Work request
Search the records for the word "Ether" and copy each line in which it appears.

:: Data for the task ::

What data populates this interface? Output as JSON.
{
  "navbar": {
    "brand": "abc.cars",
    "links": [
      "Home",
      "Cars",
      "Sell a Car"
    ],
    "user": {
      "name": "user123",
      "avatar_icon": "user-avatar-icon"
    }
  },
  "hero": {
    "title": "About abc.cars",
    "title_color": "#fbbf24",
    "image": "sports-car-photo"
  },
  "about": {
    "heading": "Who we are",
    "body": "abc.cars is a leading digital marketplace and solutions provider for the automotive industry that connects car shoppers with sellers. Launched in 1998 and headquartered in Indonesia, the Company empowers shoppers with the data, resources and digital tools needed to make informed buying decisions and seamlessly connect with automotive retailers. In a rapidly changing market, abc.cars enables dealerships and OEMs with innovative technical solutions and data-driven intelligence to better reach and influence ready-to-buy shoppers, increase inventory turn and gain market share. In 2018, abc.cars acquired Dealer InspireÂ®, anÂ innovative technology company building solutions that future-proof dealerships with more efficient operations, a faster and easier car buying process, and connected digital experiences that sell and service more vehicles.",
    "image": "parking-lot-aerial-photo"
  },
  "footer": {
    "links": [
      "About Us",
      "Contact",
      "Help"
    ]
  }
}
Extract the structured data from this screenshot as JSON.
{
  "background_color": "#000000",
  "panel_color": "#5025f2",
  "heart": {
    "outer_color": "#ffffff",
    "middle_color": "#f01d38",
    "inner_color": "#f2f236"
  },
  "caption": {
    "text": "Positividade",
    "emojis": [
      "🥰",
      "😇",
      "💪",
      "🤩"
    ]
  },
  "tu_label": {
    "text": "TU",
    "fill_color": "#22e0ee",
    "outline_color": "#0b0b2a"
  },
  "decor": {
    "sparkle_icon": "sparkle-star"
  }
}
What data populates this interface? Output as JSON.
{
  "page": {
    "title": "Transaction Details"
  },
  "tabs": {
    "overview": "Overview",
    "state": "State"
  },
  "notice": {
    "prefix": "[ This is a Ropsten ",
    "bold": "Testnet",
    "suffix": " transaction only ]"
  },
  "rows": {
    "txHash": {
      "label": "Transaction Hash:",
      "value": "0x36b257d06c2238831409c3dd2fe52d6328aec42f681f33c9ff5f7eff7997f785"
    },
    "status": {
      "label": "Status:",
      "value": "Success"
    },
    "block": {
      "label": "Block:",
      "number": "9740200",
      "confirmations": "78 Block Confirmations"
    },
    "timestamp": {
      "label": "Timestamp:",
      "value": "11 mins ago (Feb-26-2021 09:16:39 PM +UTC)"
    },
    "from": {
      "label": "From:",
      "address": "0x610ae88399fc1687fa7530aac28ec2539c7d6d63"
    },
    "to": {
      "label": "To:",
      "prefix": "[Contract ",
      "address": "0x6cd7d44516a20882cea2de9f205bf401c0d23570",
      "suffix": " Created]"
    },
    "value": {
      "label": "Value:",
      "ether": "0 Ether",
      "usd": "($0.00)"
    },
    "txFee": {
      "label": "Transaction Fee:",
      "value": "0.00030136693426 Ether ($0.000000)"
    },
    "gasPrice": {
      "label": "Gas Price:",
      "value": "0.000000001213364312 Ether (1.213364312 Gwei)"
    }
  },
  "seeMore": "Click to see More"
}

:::

Result of the task
      "ether": "0 Ether",
      "value": "0.00030136693426 Ether ($0.000000)"
      "value": "0.000000001213364312 Ether (1.213364312 Gwei)"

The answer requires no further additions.